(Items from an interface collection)
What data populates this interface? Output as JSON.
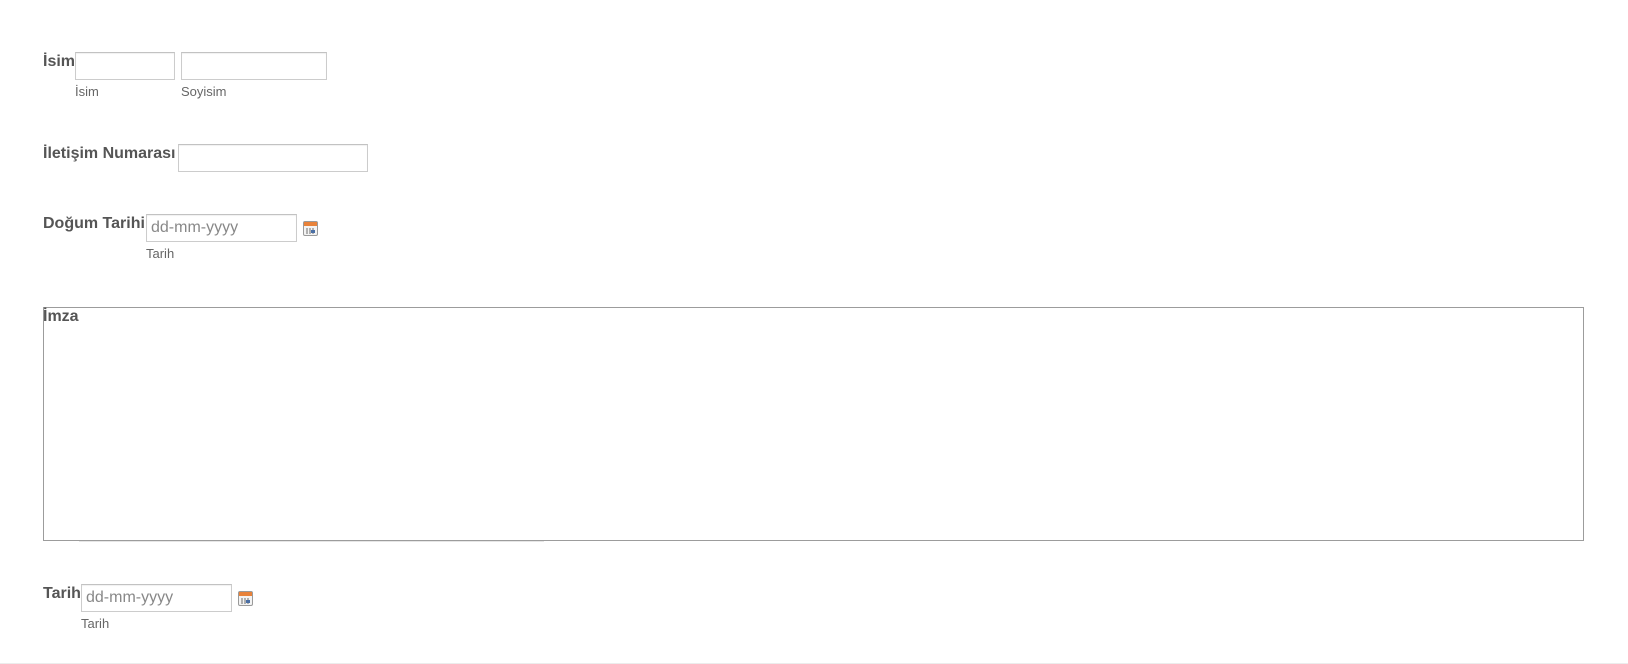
{
  "form": {
    "name": {
      "label": "İsim",
      "first": {
        "value": "",
        "placeholder": "",
        "sublabel": "İsim"
      },
      "last": {
        "value": "",
        "placeholder": "",
        "sublabel": "Soyisim"
      }
    },
    "phone": {
      "label": "İletişim Numarası",
      "value": "",
      "placeholder": ""
    },
    "birth_date": {
      "label": "Doğum Tarihi",
      "value": "",
      "placeholder": "dd-mm-yyyy",
      "sublabel": "Tarih",
      "icon": "calendar-icon"
    },
    "signature": {
      "label": "İmza"
    },
    "date": {
      "label": "Tarih",
      "value": "",
      "placeholder": "dd-mm-yyyy",
      "sublabel": "Tarih",
      "icon": "calendar-icon"
    }
  },
  "colors": {
    "label": "#555555",
    "input_border": "#cccccc",
    "calendar_accent": "#e8823a"
  }
}
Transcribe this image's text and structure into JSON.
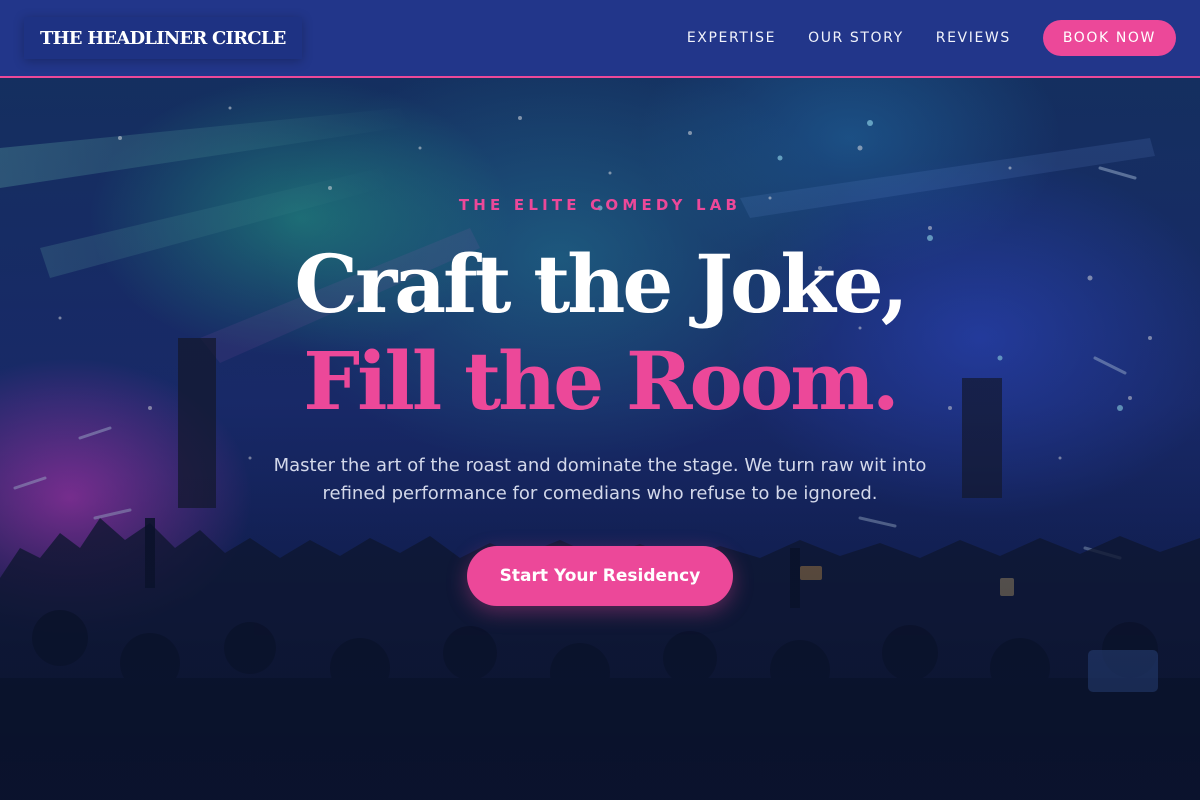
{
  "header": {
    "brand": "THE HEADLINER CIRCLE",
    "nav": [
      {
        "label": "EXPERTISE"
      },
      {
        "label": "OUR STORY"
      },
      {
        "label": "REVIEWS"
      }
    ],
    "cta_label": "BOOK NOW"
  },
  "hero": {
    "eyebrow": "THE ELITE COMEDY LAB",
    "headline_line1": "Craft the Joke,",
    "headline_line2": "Fill the Room.",
    "subtext": "Master the art of the roast and dominate the stage. We turn raw wit into refined performance for comedians who refuse to be ignored.",
    "cta_label": "Start Your Residency",
    "background": "concert-crowd-photo"
  },
  "colors": {
    "accent": "#ec4899",
    "nav_background": "#22368a",
    "text_light": "#ffffff",
    "subtext": "#d3d8ea"
  }
}
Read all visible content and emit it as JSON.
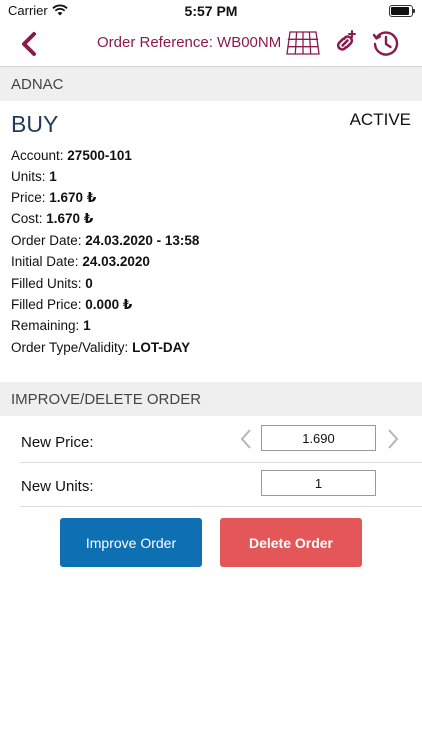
{
  "status_bar": {
    "carrier": "Carrier",
    "time": "5:57 PM"
  },
  "nav": {
    "title": "Order Reference: WB00NM"
  },
  "instrument": {
    "name": "ADNAC"
  },
  "order": {
    "side": "BUY",
    "status": "ACTIVE",
    "details": [
      {
        "label": "Account:",
        "value": "27500-101"
      },
      {
        "label": "Units:",
        "value": "1"
      },
      {
        "label": "Price:",
        "value": "1.670 ₺"
      },
      {
        "label": "Cost:",
        "value": "1.670 ₺"
      },
      {
        "label": "Order Date:",
        "value": "24.03.2020 - 13:58"
      },
      {
        "label": "Initial Date:",
        "value": "24.03.2020"
      },
      {
        "label": "Filled Units:",
        "value": "0"
      },
      {
        "label": "Filled Price:",
        "value": "0.000 ₺"
      },
      {
        "label": "Remaining:",
        "value": "1"
      },
      {
        "label": "Order Type/Validity:",
        "value": "LOT-DAY"
      }
    ]
  },
  "improve_section": {
    "header": "IMPROVE/DELETE ORDER",
    "new_price_label": "New Price:",
    "new_price_value": "1.690",
    "new_units_label": "New Units:",
    "new_units_value": "1",
    "improve_button": "Improve Order",
    "delete_button": "Delete Order"
  },
  "colors": {
    "accent": "#8b1b4e",
    "improve": "#0e6fb3",
    "delete": "#e45759",
    "side": "#1f3b5a"
  },
  "icons": [
    "chevron-left-icon",
    "grid-icon",
    "link-icon",
    "history-icon",
    "wifi-icon",
    "battery-icon"
  ]
}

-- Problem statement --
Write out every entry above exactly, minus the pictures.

-- Your solution --
What data populates this interface? Output as JSON.
{
  "form": {
    "name": {
      "label": "İsim",
      "first": {
        "value": "",
        "placeholder": "",
        "sublabel": "İsim"
      },
      "last": {
        "value": "",
        "placeholder": "",
        "sublabel": "Soyisim"
      }
    },
    "phone": {
      "label": "İletişim Numarası",
      "value": "",
      "placeholder": ""
    },
    "birth_date": {
      "label": "Doğum Tarihi",
      "value": "",
      "placeholder": "dd-mm-yyyy",
      "sublabel": "Tarih",
      "icon": "calendar-icon"
    },
    "signature": {
      "label": "İmza"
    },
    "date": {
      "label": "Tarih",
      "value": "",
      "placeholder": "dd-mm-yyyy",
      "sublabel": "Tarih",
      "icon": "calendar-icon"
    }
  },
  "colors": {
    "label": "#555555",
    "input_border": "#cccccc",
    "calendar_accent": "#e8823a"
  }
}
Transcribe this image's text and structure into JSON.
{
  "header": {
    "brand": "THE HEADLINER CIRCLE",
    "nav": [
      {
        "label": "EXPERTISE"
      },
      {
        "label": "OUR STORY"
      },
      {
        "label": "REVIEWS"
      }
    ],
    "cta_label": "BOOK NOW"
  },
  "hero": {
    "eyebrow": "THE ELITE COMEDY LAB",
    "headline_line1": "Craft the Joke,",
    "headline_line2": "Fill the Room.",
    "subtext": "Master the art of the roast and dominate the stage. We turn raw wit into refined performance for comedians who refuse to be ignored.",
    "cta_label": "Start Your Residency",
    "background": "concert-crowd-photo"
  },
  "colors": {
    "accent": "#ec4899",
    "nav_background": "#22368a",
    "text_light": "#ffffff",
    "subtext": "#d3d8ea"
  }
}
Read all visible content and emit it as JSON.
{
  "status_bar": {
    "carrier": "Carrier",
    "time": "5:57 PM"
  },
  "nav": {
    "title": "Order Reference: WB00NM"
  },
  "instrument": {
    "name": "ADNAC"
  },
  "order": {
    "side": "BUY",
    "status": "ACTIVE",
    "details": [
      {
        "label": "Account:",
        "value": "27500-101"
      },
      {
        "label": "Units:",
        "value": "1"
      },
      {
        "label": "Price:",
        "value": "1.670 ₺"
      },
      {
        "label": "Cost:",
        "value": "1.670 ₺"
      },
      {
        "label": "Order Date:",
        "value": "24.03.2020 - 13:58"
      },
      {
        "label": "Initial Date:",
        "value": "24.03.2020"
      },
      {
        "label": "Filled Units:",
        "value": "0"
      },
      {
        "label": "Filled Price:",
        "value": "0.000 ₺"
      },
      {
        "label": "Remaining:",
        "value": "1"
      },
      {
        "label": "Order Type/Validity:",
        "value": "LOT-DAY"
      }
    ]
  },
  "improve_section": {
    "header": "IMPROVE/DELETE ORDER",
    "new_price_label": "New Price:",
    "new_price_value": "1.690",
    "new_units_label": "New Units:",
    "new_units_value": "1",
    "improve_button": "Improve Order",
    "delete_button": "Delete Order"
  },
  "colors": {
    "accent": "#8b1b4e",
    "improve": "#0e6fb3",
    "delete": "#e45759",
    "side": "#1f3b5a"
  },
  "icons": [
    "chevron-left-icon",
    "grid-icon",
    "link-icon",
    "history-icon",
    "wifi-icon",
    "battery-icon"
  ]
}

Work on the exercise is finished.